SEATTLE — When malicious software first became a serious problem on the internet about 15 years ago, most people agreed that the biggest villain, after the authors of the damaging code, was Microsoft.

As a new cyberattack continues to sweep across the globe, the company is once again at the center of the debate over who is to blame for a vicious strain of malware demanding ransom from victims in exchange for the unlocking of their digital files.

This time, though, Microsoft believes others should share responsibility for the attack, an assault that targeted flaws in the Windows operating system.

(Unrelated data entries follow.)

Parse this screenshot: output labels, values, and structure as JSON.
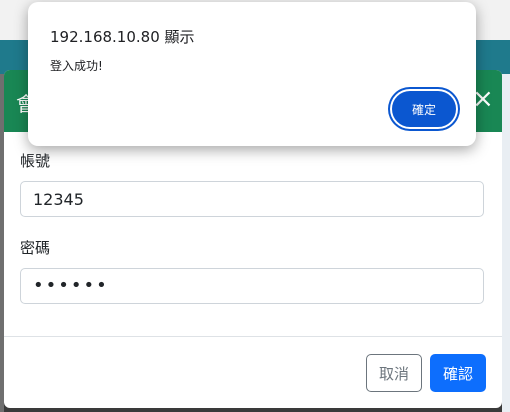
{
  "alert": {
    "origin": "192.168.10.80 顯示",
    "message": "登入成功!",
    "ok_label": "確定"
  },
  "modal": {
    "title": "會",
    "close_glyph": "×",
    "account": {
      "label": "帳號",
      "value": "12345"
    },
    "password": {
      "label": "密碼",
      "value": "••••••"
    },
    "cancel_label": "取消",
    "confirm_label": "確認"
  },
  "colors": {
    "header": "#198754",
    "confirm": "#0d6efd",
    "alert_button": "#0b57d0"
  }
}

On Sunday, Brad Smith, Microsoft’s president and chief legal officer, wrote a blog post describing the company’s efforts to stop the ransomware’s spread, including an unusual step it took to release a security update for versions of Windows that Microsoft no longer supports. Mr. Smith wrote, “As a technology company, we at Microsoft have the first responsibility to address these issues.”

He went on, though, to emphasize that the attack had demonstrated the “degree to which cybersecurity has become a shared responsibility between tech companies and customers,” the latter of whom must update their systems if they want to be protected. He also pointed his finger at intelligence services, since the latest vulnerability appeared to have been leaked from the National Security Agency.

On Monday, a Microsoft spokesman declined to comment beyond Mr. Smith’s post.

To prepare for fallout with customers, Judson Althoff, a Microsoft executive vice president, sent an email to the company’s field sales team on Sunday encouraging them to be supportive of businesses targeted by the attack, or even those who were simply aware of it.

“Our key direction to you is to remember that we are in this with our customers — we are trusted advisers, counselors, and suppliers to them,” he wrote. “More than technical guidance, I want you to make sure you are spending the time needed to understand the concerns they have and that they know we…